  1. Risk a Blowout.  There are two ways Missouri could get blown out tonight: 1) They could attempt to play their game and get eaten alive on the glass and in transition, or 2) They could overcompensate for Kansas' strengths and neutralize their own, finding themselves in a halfcourt game and shooting 30% until KU eventually pulls away.  Give me (1).  Kansas is a strong transition team, but Mizzou absolutely must push the tempo if they stand any chance whatsoever.  If that means sacrificing a few rebounds in the name of long outlet passes, or taking a few quick 3's, or allowing a few dunks because Kansas broke the press, then fine.  Playing faster, and faster, and faster is the only way Mizzou has any chance, and if it means their odds of losing by 25 (instead of, say, 15) are higher, then so be it.  Do your best to swarmswarmswarmswarmswarm.

  2. The Bench.  As we discussed last week, one of Mizzou's many problems on the road has been that their bench has made little to no contribution.  (Or when someone on the bench does contribute, like Matt Pressey last week in Stillwater, it's neutralized by a couple of eggs in the starting lineup.)  Only two players average better than 0.40 AdjGS/minute for Mizzou on the road (Ricardo Ratliffe, Laurence Bowers), and both of those players are going to be getting worked by Kansas' big three on the inside.  Mizzou will be lucky if Ratliffe and Bowers are able to fight their men to a draw.  If Mizzou is to win, it is going to be both because players like Denmon and English actually played at Allen Fieldhouse for once, but also because they actually got contributions from more than three or four players.  Justin Safford is the one Tiger to have played well at AFH; he'll have to do so again.  Mike Dixon?  Matt Pressey (even if he starts, he still gets bench minutes)?  Steve Moore?  Hell ... Ricky Kreklow?  You guys are going to have to contribute something ... anything.

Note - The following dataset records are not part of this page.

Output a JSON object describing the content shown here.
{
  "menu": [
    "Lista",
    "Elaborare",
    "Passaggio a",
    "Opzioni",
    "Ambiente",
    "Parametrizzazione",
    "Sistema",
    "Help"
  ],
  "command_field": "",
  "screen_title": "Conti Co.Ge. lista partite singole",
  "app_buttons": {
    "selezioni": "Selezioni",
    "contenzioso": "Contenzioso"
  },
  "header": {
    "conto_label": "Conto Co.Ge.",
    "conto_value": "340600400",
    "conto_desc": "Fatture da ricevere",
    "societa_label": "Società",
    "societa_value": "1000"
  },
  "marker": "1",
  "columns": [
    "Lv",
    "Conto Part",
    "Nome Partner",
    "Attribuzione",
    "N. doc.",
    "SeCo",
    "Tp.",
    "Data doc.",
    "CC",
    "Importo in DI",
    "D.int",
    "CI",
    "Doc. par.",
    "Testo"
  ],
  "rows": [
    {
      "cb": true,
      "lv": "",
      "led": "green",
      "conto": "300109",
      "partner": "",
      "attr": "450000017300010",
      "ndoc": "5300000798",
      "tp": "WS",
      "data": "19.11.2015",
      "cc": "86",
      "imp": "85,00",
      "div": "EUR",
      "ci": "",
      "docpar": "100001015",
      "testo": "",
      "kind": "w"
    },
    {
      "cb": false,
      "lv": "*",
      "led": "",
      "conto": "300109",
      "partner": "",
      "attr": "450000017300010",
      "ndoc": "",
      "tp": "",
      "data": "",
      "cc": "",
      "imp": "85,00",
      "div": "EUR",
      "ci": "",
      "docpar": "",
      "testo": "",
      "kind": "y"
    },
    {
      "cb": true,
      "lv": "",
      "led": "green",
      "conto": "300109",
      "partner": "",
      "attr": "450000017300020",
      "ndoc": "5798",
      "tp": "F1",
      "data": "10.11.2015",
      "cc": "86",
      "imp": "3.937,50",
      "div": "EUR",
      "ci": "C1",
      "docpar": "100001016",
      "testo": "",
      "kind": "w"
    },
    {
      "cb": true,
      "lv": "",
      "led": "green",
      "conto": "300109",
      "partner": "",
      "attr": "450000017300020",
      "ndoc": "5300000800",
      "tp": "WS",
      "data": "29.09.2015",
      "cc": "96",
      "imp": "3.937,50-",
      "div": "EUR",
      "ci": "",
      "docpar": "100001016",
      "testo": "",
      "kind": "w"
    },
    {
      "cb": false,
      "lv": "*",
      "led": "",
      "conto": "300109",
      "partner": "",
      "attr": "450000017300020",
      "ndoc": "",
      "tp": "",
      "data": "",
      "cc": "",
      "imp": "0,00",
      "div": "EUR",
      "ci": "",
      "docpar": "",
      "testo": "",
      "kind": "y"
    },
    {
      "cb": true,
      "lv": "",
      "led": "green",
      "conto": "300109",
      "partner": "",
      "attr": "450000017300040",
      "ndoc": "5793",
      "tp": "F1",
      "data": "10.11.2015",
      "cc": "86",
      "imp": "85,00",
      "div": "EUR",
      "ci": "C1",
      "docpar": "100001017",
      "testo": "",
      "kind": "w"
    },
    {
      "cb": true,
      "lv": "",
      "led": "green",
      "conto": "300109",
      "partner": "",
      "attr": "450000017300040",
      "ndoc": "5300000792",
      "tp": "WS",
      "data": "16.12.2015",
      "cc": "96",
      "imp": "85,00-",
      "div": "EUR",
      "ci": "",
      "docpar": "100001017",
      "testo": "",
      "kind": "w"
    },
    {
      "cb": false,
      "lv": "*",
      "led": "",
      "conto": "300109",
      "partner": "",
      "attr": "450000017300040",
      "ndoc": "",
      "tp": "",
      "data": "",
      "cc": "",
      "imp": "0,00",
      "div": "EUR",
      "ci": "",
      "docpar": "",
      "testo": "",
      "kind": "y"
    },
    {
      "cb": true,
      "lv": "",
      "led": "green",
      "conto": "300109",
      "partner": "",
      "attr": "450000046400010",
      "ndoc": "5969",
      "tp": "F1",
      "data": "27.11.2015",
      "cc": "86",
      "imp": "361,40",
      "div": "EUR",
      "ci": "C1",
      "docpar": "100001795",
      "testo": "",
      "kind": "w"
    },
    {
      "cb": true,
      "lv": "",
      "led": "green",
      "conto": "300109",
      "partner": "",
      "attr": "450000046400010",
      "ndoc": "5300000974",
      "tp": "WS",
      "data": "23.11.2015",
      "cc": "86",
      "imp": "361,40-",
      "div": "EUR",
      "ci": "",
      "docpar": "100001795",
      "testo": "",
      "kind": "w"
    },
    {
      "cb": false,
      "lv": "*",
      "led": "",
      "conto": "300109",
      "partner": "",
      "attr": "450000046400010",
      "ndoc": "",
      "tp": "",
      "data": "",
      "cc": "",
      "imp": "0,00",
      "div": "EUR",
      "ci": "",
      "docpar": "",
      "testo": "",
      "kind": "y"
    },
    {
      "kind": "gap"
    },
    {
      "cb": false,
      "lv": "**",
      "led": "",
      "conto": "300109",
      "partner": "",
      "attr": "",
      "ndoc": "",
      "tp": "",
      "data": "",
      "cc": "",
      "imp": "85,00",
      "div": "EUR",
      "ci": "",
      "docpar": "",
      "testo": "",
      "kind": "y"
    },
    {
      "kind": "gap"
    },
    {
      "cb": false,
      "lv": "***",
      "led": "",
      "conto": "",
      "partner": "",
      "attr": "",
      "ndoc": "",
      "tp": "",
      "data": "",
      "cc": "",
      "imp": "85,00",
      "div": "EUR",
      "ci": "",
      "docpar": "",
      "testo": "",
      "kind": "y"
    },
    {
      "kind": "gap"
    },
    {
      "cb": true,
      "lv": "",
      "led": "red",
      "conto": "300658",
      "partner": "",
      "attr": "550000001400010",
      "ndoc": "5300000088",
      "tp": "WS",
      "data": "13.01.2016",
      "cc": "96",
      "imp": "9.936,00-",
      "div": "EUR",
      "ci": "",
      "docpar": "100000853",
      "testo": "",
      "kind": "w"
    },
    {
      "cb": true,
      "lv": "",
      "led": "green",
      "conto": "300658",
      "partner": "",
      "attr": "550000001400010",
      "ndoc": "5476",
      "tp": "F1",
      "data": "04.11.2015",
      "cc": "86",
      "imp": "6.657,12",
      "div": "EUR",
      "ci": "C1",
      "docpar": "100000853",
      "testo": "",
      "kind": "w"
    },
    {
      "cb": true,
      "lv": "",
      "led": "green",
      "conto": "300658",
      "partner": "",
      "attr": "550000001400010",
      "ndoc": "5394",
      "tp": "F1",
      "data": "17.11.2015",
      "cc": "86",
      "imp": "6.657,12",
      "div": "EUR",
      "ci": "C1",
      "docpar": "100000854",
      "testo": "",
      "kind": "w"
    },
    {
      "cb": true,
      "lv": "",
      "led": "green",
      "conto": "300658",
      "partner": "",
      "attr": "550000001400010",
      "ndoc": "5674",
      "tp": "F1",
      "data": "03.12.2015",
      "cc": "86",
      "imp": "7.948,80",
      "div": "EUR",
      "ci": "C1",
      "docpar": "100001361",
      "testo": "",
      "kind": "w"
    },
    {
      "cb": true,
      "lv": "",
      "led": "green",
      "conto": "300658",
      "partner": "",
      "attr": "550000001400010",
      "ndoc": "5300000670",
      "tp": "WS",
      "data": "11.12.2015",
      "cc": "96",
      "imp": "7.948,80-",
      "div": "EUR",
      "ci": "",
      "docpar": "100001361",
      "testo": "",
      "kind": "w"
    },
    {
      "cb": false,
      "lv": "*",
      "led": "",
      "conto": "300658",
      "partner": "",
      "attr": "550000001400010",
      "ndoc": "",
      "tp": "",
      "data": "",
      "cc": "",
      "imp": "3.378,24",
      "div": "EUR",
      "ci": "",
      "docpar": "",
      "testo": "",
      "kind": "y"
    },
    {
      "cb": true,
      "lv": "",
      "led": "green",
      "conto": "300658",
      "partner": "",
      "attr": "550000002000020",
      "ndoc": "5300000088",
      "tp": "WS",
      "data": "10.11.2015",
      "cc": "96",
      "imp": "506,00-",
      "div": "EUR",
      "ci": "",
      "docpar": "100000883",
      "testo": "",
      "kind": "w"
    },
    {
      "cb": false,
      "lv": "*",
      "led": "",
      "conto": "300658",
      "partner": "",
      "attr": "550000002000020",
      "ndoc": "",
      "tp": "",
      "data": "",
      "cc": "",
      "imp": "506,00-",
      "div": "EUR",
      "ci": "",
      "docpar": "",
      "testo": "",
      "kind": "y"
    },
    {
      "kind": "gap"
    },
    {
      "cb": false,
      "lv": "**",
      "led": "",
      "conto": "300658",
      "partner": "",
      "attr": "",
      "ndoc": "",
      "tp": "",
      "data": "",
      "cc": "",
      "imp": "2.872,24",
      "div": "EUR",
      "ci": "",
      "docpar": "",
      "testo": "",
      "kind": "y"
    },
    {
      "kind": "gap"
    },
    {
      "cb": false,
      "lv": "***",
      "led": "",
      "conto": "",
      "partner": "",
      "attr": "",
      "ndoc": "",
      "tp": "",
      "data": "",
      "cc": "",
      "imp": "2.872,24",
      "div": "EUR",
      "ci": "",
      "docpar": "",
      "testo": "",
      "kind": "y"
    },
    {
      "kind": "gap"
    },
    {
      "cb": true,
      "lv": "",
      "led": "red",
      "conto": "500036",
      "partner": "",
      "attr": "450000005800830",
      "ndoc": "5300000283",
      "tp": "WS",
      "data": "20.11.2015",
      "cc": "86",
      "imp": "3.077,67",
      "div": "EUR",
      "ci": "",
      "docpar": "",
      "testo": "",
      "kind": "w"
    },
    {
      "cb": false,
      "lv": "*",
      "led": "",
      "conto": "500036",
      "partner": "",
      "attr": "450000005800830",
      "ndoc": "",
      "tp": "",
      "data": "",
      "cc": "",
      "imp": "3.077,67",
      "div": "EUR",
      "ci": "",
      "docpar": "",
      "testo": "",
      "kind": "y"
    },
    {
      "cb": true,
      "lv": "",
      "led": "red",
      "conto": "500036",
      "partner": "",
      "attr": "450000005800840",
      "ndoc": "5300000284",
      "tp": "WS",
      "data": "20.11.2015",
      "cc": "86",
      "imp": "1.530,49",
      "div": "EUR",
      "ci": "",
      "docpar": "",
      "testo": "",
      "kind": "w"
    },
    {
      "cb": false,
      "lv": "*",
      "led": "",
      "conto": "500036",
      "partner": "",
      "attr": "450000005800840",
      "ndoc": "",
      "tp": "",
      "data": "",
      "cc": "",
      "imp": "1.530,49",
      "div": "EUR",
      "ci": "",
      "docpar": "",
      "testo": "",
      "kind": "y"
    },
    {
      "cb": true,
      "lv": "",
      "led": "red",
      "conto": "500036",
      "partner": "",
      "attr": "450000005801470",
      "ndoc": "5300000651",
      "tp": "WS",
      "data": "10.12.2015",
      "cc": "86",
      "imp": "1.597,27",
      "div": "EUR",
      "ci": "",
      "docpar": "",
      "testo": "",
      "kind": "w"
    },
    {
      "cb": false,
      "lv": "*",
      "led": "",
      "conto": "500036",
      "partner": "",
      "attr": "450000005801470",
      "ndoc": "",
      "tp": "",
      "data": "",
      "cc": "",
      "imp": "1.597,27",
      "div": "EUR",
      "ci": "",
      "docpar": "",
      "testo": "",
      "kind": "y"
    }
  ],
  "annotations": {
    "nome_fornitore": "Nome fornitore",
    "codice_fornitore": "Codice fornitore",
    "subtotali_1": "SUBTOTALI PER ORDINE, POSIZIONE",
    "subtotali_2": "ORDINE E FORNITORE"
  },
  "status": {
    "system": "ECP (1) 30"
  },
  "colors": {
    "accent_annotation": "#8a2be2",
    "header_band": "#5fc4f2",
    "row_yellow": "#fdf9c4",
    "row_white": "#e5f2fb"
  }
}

  3. Kim English.  Yep, I'm back to naming him every game.  Against Colorado on Saturday, Missouri didn't shoot particularly well from long range and didn't rebound very well.  But they were never seriously challenged because of two players, really: Phil Pressey (who, for some reason, I assume will play well tonight) and Lord Baltimore.  Once again, Mizzou is a completely different team when English is contributing 15+ points and grabbing some boards.  English has been simply awful on the road this year (0.14 AdjGS/min), and Mizzou has no chance whatsoever tonight if he doesn't play well.  I mentioned in the Colorado preview that Mizzou's season will likely be defined by how well English plays in February and March.  He passed one test on Saturday ... now here's another one.


Don't bet against a streak, right?  While acknowledging that Mizzou can compete if a) Kansas plays like they have at home against teams like Nebraska and UCLA, b) the Mizzou bench contributes, and c) Kim English comes up big ... the odds are still not in Mizzou's favor.  Consider me hopeful but skeptical.  Kansas has won the last three battles at AFH by an average of 21 points, so ... we'll say Kansas 89, Mizzou 68.  Prove me wrong, boys.